# Task goal
Your answer should be every line with the word "active", copied from the data below.
___
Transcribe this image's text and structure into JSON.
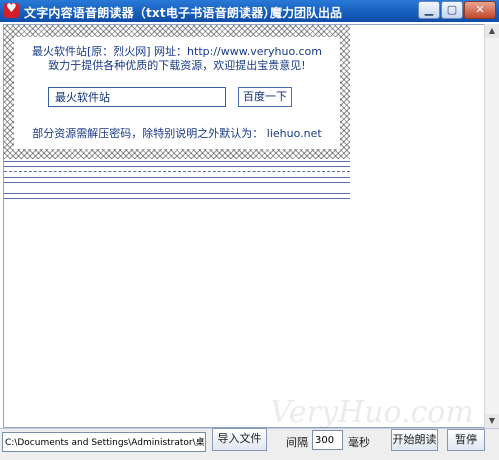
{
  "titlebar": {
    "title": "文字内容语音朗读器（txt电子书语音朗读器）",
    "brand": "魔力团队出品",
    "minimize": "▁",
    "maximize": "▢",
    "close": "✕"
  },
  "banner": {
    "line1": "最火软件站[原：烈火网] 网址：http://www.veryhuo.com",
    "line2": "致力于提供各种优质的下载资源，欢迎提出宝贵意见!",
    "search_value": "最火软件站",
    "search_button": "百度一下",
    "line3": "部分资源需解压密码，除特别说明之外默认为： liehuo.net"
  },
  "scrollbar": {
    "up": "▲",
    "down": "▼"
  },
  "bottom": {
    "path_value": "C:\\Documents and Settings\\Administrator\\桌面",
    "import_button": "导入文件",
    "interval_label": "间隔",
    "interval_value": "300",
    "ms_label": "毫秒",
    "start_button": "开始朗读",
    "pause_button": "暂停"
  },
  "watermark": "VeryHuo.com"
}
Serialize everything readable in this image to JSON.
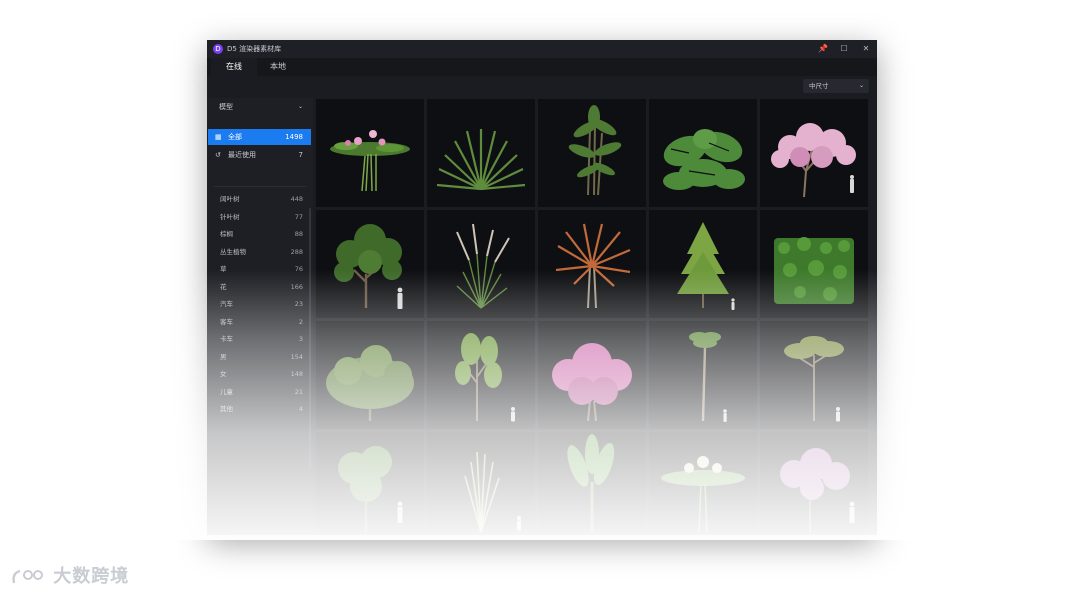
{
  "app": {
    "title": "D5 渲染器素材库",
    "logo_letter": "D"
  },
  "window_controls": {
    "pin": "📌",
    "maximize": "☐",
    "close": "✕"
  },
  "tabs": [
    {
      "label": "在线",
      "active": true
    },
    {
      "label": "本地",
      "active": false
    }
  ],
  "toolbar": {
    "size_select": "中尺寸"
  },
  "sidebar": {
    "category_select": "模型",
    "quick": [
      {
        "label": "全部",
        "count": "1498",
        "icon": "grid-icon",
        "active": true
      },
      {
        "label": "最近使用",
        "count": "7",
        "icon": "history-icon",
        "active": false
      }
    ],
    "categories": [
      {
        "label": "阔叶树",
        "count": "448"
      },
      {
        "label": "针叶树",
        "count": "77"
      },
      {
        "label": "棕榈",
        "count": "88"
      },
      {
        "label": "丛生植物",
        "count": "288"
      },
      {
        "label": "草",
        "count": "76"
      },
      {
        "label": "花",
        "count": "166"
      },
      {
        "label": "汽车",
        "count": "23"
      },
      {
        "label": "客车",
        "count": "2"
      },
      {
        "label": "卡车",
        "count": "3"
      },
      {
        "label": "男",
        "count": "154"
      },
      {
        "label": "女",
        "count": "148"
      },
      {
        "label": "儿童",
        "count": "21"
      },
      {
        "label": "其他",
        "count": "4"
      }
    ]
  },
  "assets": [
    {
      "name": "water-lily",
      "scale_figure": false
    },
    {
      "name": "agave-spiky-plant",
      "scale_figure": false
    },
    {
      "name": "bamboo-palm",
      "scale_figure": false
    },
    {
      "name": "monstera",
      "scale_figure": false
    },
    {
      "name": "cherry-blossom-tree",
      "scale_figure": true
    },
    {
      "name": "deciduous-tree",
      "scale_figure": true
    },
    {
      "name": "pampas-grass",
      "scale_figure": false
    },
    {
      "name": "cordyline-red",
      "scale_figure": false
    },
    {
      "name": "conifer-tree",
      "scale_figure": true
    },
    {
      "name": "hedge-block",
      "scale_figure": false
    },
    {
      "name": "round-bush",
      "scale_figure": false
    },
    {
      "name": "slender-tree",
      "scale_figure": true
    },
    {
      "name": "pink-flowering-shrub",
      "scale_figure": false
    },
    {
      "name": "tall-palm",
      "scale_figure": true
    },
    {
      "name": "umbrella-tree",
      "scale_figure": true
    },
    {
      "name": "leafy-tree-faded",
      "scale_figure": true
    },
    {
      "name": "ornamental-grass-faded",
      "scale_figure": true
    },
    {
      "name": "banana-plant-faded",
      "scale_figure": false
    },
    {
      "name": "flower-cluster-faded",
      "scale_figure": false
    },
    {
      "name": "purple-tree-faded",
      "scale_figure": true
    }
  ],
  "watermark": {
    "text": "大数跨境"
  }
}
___
# Response
      "active": true
      "active": false
        "active": true
        "active": false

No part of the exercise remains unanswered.